- [What is being asked]
Copy out the records again. Change nothing.

- [Task input]
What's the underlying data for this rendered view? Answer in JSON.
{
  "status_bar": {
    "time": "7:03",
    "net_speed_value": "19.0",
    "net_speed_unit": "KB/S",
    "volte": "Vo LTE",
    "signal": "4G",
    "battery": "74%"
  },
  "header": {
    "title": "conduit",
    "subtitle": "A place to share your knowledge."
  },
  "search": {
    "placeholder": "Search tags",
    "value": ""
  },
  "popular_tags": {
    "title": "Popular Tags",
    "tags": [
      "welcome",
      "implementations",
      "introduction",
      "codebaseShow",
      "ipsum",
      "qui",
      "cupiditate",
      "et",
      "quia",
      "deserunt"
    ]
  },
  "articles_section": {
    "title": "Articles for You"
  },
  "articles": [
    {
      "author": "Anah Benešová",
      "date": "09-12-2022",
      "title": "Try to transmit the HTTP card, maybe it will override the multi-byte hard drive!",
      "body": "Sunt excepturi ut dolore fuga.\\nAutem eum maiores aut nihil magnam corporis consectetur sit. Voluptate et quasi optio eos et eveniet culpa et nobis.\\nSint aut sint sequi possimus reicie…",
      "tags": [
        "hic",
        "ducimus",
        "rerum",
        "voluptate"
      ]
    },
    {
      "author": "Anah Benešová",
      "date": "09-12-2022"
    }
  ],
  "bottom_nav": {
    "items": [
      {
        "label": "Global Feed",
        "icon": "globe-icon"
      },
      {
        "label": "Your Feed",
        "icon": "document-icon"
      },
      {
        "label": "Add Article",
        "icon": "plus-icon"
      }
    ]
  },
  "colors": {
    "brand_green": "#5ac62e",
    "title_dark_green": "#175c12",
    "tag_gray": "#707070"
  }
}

- [Completed task]
What's the underlying data for this rendered view? Answer in JSON.
{
  "status_bar": {
    "time": "7:03",
    "net_speed_value": "19.0",
    "net_speed_unit": "KB/S",
    "volte": "Vo LTE",
    "signal": "4G",
    "battery": "74%"
  },
  "header": {
    "title": "conduit",
    "subtitle": "A place to share your knowledge."
  },
  "search": {
    "placeholder": "Search tags",
    "value": ""
  },
  "popular_tags": {
    "title": "Popular Tags",
    "tags": [
      "welcome",
      "implementations",
      "introduction",
      "codebaseShow",
      "ipsum",
      "qui",
      "cupiditate",
      "et",
      "quia",
      "deserunt"
    ]
  },
  "articles_section": {
    "title": "Articles for You"
  },
  "articles": [
    {
      "author": "Anah Benešová",
      "date": "09-12-2022",
      "title": "Try to transmit the HTTP card, maybe it will override the multi-byte hard drive!",
      "body": "Sunt excepturi ut dolore fuga.\\nAutem eum maiores aut nihil magnam corporis consectetur sit. Voluptate et quasi optio eos et eveniet culpa et nobis.\\nSint aut sint sequi possimus reicie…",
      "tags": [
        "hic",
        "ducimus",
        "rerum",
        "voluptate"
      ]
    },
    {
      "author": "Anah Benešová",
      "date": "09-12-2022"
    }
  ],
  "bottom_nav": {
    "items": [
      {
        "label": "Global Feed",
        "icon": "globe-icon"
      },
      {
        "label": "Your Feed",
        "icon": "document-icon"
      },
      {
        "label": "Add Article",
        "icon": "plus-icon"
      }
    ]
  },
  "colors": {
    "brand_green": "#5ac62e",
    "title_dark_green": "#175c12",
    "tag_gray": "#707070"
  }
}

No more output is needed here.